> [Task prompt]: In the listing, determine how many lines contain "only". The reply is that number alone.
______________________________
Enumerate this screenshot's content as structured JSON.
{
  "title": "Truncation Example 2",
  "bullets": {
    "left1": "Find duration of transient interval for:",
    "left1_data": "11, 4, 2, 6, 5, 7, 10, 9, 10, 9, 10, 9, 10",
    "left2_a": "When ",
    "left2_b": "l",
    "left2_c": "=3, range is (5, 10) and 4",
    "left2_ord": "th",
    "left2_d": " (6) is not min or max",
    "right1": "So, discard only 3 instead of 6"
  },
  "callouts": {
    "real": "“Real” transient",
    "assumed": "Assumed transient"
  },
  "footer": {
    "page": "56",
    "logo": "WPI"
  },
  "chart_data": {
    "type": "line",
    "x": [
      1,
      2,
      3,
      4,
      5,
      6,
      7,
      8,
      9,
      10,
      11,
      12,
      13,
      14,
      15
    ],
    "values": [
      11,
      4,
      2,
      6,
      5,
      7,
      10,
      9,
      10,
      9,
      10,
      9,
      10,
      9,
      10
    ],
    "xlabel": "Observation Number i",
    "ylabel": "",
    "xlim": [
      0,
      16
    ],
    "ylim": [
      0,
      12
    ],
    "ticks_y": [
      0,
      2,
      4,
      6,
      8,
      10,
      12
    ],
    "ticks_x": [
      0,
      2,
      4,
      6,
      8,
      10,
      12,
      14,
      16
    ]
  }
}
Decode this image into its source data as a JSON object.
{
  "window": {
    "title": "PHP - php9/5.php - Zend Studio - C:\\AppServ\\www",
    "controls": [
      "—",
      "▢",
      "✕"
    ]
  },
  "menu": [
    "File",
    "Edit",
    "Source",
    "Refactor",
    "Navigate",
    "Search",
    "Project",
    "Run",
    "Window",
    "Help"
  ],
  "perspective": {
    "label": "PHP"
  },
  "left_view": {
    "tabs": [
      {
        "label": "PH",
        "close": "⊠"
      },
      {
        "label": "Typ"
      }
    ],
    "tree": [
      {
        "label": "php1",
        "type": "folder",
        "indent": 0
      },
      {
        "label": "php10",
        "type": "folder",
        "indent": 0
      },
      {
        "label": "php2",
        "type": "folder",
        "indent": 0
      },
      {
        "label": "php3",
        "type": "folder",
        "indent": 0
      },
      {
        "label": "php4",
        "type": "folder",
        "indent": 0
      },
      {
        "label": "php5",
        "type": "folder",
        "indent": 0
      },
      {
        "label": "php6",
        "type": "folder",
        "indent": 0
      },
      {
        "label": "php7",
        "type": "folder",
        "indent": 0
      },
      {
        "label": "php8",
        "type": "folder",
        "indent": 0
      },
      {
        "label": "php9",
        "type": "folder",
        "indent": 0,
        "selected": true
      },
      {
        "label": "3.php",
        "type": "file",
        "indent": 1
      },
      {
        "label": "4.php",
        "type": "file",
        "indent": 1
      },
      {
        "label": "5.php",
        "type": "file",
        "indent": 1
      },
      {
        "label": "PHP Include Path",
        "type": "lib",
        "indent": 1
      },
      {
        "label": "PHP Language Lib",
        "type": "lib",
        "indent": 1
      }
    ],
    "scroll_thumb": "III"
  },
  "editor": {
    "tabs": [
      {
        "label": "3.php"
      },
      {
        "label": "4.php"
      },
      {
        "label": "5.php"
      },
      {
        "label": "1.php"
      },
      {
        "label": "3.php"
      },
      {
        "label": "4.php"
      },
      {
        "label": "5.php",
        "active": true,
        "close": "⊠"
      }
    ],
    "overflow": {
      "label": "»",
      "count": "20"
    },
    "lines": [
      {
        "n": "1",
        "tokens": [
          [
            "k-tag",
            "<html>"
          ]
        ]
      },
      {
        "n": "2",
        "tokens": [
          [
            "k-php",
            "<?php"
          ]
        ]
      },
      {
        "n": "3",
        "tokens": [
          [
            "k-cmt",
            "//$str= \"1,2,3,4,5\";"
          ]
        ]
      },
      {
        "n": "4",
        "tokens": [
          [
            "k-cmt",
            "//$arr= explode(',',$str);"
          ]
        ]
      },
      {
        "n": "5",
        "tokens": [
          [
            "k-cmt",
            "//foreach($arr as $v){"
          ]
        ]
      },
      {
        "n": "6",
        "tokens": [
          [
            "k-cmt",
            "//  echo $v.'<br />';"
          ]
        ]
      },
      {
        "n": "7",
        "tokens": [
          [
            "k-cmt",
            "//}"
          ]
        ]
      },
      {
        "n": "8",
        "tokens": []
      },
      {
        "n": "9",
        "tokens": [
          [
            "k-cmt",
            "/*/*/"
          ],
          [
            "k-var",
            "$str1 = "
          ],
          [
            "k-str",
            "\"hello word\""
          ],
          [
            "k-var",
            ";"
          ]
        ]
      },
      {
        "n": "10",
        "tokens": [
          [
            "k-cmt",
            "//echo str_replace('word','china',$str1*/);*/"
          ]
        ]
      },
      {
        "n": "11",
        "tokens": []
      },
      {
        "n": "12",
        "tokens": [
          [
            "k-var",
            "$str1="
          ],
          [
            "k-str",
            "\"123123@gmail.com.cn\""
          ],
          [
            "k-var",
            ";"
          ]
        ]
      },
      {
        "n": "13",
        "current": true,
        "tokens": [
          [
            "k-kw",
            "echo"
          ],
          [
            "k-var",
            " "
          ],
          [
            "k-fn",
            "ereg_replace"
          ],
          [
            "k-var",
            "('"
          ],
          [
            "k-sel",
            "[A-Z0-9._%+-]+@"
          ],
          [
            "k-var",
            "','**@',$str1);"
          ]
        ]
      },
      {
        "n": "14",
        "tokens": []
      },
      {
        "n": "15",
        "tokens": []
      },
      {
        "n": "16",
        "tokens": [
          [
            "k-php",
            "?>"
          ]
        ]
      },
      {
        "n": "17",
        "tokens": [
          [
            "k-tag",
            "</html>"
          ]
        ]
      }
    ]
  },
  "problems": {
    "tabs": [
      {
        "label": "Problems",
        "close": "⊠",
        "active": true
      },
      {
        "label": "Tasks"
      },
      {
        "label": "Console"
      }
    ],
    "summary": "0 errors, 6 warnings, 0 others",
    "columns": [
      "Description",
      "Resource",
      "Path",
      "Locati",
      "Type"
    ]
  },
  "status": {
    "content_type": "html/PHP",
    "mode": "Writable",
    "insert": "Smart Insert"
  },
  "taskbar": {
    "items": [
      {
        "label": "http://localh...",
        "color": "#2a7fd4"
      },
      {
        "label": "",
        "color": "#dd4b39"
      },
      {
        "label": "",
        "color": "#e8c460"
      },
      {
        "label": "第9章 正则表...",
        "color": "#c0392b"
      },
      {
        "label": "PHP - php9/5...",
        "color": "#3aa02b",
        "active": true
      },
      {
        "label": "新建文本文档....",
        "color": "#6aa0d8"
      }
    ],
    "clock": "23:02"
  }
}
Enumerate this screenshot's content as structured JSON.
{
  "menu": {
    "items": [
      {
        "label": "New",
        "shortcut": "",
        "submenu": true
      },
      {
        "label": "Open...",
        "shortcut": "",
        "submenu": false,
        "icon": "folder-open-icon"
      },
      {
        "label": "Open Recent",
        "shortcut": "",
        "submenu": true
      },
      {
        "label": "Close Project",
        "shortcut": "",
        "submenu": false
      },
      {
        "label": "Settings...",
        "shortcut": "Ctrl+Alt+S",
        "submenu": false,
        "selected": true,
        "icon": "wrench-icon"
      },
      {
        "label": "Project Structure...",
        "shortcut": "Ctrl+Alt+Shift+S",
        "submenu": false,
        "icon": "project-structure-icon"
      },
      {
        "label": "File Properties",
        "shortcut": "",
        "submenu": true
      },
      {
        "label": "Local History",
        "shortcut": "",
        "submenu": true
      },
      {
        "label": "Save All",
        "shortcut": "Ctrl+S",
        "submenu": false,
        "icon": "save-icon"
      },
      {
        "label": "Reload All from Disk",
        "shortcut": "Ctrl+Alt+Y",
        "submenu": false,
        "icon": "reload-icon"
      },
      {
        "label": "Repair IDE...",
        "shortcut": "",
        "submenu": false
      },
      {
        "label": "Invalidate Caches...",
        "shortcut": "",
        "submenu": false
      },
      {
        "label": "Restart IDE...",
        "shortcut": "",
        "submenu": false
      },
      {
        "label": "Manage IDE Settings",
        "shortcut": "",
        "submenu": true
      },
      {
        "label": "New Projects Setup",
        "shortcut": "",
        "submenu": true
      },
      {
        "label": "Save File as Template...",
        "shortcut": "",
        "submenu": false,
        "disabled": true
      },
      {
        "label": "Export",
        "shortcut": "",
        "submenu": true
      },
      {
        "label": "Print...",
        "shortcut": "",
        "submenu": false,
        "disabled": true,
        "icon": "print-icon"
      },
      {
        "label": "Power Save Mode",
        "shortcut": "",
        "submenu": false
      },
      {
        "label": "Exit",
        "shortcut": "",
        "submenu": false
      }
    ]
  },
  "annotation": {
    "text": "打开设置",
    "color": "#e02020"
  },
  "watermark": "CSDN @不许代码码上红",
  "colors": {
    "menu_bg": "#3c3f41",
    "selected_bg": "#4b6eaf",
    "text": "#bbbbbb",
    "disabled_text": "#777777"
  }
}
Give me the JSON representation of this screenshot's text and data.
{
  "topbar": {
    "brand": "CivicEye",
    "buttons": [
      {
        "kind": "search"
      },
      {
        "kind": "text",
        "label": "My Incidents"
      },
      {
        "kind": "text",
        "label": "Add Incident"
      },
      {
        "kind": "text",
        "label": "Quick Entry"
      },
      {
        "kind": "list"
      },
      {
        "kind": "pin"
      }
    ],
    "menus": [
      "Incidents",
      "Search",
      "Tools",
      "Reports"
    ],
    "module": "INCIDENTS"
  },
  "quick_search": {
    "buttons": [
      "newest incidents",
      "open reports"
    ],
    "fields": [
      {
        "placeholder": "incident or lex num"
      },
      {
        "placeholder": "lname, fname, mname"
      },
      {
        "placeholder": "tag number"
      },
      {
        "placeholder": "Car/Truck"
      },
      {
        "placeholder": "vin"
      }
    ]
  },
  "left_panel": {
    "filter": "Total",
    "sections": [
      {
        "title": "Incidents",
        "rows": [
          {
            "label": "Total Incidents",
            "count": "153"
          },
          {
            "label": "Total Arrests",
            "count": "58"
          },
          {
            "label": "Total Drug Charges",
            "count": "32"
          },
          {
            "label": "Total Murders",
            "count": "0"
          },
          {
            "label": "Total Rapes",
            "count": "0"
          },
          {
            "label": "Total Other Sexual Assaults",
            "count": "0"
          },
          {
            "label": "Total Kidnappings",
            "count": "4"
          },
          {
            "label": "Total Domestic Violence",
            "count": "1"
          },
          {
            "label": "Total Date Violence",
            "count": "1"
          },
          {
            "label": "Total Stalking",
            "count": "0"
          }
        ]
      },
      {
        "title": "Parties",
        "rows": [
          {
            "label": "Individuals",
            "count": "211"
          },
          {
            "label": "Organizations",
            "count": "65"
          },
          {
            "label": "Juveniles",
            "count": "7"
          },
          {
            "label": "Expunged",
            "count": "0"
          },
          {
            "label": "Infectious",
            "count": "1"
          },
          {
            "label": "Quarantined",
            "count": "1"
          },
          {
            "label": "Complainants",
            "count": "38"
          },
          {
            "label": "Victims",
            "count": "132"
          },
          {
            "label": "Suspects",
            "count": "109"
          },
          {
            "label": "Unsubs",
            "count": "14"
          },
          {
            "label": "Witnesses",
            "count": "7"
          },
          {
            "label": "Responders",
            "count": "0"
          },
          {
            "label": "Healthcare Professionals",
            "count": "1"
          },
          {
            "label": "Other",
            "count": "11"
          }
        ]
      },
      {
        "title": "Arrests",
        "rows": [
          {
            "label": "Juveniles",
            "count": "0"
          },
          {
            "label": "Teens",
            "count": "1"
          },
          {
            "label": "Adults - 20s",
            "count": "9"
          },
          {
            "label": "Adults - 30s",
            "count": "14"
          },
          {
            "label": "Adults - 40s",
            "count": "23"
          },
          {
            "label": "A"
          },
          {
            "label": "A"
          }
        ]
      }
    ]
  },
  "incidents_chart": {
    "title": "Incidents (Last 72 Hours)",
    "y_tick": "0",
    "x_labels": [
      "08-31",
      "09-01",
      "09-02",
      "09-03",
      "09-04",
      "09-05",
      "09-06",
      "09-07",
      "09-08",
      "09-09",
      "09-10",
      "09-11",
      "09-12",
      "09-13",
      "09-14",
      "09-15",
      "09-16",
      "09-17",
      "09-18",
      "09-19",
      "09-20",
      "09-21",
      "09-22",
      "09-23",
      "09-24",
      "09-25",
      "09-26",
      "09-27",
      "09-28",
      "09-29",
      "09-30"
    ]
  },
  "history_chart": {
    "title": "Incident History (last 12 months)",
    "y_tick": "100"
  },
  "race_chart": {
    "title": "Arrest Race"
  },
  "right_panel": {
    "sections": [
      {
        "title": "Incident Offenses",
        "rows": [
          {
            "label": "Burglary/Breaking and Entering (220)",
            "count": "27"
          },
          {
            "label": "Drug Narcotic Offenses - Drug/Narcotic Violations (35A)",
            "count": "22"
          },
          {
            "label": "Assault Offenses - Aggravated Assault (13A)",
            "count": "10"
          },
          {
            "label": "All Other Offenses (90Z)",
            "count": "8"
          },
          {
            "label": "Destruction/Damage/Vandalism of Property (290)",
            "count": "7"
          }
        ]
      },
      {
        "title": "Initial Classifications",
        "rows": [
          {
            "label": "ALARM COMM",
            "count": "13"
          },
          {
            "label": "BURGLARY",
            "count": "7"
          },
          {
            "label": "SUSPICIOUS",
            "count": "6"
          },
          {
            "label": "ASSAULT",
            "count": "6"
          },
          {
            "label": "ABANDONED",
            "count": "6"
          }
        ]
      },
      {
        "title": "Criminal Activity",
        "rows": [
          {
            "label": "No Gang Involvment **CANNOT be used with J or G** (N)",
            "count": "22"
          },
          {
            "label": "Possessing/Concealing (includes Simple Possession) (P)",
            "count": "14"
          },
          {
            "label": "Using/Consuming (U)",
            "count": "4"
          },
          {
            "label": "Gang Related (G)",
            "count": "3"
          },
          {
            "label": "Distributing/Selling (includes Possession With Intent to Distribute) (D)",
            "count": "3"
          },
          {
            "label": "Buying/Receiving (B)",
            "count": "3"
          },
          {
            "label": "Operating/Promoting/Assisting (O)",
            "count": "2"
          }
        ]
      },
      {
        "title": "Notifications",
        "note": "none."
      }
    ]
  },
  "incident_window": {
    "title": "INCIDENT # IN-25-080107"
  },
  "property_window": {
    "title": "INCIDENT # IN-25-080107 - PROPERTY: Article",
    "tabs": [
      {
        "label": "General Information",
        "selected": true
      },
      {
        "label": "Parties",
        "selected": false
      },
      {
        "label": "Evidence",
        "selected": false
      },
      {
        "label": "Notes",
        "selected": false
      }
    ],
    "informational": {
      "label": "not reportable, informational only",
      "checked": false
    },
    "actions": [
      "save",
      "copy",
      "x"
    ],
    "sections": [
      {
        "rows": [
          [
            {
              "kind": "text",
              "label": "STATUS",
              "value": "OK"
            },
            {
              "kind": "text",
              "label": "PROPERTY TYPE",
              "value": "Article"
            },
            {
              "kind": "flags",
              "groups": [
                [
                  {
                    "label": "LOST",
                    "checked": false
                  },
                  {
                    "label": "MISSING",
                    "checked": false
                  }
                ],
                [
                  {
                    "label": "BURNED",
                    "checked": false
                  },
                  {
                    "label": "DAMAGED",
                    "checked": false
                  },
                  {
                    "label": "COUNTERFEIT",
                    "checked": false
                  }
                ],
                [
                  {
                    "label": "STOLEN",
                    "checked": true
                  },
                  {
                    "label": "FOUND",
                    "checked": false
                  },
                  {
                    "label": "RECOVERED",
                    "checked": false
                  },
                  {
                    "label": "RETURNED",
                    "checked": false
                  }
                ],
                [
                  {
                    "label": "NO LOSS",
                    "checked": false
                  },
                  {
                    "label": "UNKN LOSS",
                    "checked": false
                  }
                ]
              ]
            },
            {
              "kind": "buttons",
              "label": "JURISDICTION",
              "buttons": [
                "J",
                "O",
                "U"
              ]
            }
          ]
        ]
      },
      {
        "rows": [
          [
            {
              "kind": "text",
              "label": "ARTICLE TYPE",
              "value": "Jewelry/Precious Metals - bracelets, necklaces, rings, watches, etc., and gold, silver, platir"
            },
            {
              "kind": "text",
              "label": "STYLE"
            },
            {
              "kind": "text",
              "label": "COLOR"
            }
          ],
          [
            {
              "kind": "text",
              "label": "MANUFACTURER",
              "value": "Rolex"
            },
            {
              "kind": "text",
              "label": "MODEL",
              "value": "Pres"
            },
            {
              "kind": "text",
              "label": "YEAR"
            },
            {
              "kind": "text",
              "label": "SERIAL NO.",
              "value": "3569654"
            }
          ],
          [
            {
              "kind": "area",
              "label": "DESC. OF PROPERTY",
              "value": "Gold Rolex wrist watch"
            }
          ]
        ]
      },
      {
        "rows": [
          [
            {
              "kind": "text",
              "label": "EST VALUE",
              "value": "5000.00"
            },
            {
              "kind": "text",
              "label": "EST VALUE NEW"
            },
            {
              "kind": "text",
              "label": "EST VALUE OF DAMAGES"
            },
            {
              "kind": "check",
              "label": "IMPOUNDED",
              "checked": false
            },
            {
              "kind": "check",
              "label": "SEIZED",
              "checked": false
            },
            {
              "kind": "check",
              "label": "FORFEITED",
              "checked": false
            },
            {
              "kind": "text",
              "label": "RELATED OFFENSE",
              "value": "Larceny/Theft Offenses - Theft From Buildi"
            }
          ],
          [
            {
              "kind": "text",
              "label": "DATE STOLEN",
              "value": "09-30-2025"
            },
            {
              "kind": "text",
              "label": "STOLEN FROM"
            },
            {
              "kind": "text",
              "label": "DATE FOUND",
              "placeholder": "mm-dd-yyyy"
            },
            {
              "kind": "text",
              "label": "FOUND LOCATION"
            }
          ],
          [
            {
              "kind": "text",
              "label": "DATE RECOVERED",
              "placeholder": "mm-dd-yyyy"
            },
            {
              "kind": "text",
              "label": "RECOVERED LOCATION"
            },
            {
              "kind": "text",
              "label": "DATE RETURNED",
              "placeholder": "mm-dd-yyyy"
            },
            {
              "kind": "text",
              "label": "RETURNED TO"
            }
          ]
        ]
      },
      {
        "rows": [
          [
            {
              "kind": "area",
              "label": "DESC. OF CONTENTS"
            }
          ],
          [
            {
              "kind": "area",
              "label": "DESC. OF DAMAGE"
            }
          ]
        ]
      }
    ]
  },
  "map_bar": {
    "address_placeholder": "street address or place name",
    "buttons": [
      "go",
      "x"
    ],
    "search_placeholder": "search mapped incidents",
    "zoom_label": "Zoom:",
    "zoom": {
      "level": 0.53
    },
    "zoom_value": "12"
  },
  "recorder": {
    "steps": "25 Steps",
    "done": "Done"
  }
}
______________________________
> [Exercise answer]: 2